[Opening Extracted material section]
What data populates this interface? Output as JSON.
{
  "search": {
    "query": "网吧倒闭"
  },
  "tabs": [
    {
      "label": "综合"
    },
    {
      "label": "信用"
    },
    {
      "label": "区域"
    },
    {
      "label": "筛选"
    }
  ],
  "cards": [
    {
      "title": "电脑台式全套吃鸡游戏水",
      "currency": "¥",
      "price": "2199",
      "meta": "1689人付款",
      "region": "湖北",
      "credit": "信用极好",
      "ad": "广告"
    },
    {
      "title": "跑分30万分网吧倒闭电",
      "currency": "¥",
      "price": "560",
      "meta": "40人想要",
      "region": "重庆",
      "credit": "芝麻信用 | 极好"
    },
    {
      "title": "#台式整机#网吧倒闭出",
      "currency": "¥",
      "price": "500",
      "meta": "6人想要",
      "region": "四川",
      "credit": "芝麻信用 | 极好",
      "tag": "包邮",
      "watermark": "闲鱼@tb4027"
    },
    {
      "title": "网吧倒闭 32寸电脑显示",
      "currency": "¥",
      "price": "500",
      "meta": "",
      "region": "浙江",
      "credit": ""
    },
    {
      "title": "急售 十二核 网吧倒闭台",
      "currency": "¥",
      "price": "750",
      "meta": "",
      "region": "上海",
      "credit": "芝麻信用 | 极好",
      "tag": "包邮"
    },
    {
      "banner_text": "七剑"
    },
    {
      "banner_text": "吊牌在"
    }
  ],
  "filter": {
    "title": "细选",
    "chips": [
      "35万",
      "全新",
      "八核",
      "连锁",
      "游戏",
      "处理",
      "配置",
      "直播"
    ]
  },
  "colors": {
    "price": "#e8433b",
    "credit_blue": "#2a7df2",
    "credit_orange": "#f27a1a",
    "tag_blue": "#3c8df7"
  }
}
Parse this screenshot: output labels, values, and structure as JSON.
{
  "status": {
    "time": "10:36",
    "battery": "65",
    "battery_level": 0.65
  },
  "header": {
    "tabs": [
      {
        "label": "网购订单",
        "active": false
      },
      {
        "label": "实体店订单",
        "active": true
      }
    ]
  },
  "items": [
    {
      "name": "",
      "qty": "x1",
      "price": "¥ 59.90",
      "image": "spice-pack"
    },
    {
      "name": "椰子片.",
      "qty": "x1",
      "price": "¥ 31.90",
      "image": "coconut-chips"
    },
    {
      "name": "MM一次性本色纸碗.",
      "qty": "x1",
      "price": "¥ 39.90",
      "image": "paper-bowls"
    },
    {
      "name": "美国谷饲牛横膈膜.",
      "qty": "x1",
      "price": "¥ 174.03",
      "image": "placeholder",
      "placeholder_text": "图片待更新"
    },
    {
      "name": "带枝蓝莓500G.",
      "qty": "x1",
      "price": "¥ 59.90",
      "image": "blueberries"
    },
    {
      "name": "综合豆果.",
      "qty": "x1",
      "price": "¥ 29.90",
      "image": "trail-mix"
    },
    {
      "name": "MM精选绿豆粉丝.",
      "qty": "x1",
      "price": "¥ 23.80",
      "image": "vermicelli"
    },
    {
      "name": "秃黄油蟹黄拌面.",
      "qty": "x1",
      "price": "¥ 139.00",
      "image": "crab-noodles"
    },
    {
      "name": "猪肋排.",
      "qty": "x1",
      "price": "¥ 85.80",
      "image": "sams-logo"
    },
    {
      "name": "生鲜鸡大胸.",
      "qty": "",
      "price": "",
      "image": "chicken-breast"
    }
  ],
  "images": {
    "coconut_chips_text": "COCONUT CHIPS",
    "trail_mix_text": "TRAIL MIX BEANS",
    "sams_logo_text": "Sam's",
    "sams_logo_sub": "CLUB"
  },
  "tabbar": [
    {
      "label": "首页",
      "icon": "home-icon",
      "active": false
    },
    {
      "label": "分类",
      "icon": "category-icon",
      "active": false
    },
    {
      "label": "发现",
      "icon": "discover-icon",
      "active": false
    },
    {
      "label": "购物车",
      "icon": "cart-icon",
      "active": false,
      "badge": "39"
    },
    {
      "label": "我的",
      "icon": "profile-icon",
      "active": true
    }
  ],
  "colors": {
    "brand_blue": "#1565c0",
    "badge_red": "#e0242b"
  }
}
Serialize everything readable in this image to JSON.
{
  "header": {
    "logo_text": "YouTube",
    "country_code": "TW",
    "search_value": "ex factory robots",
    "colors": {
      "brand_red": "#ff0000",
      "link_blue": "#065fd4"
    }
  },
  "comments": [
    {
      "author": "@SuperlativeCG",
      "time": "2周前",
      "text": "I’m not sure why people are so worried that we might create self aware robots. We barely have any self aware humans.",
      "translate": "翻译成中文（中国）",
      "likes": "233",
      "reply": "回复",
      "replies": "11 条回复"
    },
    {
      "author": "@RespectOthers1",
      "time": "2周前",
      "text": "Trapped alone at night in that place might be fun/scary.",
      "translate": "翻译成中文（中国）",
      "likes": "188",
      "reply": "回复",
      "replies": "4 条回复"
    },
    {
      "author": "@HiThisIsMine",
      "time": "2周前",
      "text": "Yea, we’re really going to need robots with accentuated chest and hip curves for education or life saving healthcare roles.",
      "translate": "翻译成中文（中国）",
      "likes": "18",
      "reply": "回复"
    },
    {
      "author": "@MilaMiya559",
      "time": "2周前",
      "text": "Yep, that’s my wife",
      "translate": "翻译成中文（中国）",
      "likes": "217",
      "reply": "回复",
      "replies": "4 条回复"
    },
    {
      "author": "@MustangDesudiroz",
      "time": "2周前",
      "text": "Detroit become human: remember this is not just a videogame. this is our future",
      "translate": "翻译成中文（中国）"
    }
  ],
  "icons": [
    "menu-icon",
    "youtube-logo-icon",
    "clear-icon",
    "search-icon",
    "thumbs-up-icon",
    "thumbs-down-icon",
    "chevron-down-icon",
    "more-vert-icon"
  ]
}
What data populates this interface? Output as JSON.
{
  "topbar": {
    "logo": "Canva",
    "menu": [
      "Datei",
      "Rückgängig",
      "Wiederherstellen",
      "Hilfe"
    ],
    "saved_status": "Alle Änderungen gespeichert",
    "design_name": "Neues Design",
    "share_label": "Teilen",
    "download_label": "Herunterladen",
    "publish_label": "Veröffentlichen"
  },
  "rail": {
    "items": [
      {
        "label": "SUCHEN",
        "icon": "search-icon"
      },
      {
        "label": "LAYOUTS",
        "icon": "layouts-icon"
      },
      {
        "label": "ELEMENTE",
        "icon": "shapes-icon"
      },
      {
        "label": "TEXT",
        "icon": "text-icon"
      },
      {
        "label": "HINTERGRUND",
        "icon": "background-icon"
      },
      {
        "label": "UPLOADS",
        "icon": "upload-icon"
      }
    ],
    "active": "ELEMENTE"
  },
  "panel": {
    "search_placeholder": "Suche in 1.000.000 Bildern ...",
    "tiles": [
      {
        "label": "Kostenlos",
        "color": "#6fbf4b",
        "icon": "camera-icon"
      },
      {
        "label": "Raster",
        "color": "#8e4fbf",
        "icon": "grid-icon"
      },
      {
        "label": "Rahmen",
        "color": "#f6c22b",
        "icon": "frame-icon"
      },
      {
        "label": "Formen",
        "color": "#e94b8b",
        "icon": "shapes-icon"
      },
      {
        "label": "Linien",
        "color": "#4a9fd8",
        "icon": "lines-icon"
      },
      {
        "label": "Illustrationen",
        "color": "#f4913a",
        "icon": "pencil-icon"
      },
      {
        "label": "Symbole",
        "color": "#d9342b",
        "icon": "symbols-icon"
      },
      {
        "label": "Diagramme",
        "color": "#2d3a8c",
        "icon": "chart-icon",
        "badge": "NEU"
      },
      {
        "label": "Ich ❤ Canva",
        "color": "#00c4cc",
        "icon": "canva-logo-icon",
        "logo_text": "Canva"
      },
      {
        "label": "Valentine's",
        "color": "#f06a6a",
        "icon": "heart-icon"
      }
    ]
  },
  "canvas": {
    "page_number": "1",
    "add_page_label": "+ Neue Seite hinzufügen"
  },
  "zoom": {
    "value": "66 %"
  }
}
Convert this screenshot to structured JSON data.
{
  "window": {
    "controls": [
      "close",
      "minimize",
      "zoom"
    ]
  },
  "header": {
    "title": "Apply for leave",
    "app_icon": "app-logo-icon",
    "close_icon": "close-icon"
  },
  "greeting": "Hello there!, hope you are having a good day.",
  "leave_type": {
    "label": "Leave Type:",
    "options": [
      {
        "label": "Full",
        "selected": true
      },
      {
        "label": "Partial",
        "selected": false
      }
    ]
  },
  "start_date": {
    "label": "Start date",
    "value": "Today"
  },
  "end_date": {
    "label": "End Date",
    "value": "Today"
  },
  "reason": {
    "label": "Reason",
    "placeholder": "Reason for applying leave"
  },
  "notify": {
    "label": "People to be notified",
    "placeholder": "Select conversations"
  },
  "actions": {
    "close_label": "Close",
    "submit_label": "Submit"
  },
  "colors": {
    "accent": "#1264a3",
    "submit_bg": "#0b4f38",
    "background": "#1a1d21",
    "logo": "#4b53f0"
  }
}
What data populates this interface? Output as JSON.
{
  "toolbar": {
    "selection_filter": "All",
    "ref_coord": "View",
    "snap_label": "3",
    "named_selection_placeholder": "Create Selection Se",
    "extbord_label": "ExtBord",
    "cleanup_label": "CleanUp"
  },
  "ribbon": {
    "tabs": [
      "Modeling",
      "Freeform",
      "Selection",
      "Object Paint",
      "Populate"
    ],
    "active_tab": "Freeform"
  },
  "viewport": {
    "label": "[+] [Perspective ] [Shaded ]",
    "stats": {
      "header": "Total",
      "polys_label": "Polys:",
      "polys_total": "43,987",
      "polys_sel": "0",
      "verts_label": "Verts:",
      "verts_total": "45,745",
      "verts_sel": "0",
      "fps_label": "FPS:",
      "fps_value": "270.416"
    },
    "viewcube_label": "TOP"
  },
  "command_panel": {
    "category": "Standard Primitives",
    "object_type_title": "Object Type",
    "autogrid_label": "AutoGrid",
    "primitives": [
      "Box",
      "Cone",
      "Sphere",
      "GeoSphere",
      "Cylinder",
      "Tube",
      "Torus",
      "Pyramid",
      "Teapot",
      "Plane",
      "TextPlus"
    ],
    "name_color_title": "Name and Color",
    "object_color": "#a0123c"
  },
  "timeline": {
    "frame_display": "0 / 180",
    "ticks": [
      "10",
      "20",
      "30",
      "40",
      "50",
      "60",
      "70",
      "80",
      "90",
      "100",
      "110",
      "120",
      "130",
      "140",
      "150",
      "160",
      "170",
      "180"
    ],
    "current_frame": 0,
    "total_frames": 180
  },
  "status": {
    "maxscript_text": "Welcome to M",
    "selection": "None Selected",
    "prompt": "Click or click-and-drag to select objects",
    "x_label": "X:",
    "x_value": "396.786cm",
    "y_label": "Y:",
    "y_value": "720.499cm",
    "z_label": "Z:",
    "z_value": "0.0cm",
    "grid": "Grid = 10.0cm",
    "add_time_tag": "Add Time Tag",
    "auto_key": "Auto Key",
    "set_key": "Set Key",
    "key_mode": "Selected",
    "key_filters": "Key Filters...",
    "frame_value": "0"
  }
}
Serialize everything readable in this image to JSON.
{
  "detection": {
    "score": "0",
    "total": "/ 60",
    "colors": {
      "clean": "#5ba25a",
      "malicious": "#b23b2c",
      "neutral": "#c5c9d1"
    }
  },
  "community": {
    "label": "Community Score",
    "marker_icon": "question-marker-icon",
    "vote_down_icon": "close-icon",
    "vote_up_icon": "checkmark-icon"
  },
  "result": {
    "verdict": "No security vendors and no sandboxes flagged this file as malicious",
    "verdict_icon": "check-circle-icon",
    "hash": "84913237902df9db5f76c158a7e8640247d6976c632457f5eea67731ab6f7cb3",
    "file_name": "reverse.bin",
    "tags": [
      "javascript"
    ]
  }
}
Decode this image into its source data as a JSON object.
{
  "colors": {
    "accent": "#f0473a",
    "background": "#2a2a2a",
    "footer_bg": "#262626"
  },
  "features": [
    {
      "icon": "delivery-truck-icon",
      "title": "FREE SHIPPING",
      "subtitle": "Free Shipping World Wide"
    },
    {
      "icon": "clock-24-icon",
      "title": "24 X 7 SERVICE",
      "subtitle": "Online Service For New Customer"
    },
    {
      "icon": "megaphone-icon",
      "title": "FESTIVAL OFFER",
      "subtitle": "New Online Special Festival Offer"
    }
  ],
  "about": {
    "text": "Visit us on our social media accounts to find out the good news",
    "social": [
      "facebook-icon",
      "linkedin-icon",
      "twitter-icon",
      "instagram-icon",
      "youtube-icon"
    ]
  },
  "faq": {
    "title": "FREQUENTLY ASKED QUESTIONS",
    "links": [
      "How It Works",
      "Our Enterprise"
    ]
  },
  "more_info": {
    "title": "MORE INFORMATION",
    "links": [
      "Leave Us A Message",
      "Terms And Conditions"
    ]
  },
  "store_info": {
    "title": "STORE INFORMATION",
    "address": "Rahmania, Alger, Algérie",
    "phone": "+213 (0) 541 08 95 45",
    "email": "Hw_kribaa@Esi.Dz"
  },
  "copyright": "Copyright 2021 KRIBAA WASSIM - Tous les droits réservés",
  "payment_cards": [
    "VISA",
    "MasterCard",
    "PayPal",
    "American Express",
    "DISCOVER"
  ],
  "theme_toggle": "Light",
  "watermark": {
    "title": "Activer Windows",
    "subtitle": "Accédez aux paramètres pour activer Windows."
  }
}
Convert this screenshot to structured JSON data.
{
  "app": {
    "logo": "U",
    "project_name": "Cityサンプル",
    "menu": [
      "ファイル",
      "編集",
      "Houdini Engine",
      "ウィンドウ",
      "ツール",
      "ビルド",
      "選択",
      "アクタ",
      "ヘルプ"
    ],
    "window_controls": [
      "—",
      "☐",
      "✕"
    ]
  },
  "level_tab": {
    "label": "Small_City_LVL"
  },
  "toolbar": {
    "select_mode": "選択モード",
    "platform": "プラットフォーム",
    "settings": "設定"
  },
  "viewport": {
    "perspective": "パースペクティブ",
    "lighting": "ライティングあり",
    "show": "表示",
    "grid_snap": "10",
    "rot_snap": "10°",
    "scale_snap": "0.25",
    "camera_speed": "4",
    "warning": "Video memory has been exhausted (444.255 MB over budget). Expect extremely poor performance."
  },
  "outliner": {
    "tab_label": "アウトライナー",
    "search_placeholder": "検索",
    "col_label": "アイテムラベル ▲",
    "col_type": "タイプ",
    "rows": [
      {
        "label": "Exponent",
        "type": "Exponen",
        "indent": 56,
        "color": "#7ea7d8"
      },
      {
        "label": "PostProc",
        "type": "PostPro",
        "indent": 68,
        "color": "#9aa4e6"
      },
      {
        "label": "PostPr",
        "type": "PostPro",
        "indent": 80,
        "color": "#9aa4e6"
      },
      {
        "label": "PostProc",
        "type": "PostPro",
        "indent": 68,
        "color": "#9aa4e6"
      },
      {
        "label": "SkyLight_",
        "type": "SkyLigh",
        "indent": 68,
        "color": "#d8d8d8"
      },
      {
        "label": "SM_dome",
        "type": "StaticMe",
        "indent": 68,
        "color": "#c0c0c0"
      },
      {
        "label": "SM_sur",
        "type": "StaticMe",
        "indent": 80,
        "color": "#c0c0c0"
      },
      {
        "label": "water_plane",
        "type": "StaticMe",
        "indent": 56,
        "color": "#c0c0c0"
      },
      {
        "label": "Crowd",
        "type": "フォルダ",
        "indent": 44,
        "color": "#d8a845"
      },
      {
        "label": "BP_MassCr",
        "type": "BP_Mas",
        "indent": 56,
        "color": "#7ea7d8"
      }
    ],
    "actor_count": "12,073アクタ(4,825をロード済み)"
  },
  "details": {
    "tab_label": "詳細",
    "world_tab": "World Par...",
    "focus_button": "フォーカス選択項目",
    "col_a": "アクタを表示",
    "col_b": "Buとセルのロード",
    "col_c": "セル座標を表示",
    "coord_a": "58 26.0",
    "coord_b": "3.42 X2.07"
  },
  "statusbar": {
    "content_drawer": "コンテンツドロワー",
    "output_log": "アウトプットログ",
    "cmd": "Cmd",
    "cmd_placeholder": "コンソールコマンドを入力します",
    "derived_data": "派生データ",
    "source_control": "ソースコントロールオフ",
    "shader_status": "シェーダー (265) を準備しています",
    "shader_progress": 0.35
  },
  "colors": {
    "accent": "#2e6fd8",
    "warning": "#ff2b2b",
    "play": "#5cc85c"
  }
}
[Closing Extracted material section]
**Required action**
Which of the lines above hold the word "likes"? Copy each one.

**Task output**
      "likes": "233",
      "likes": "188",
      "likes": "18",
      "likes": "217",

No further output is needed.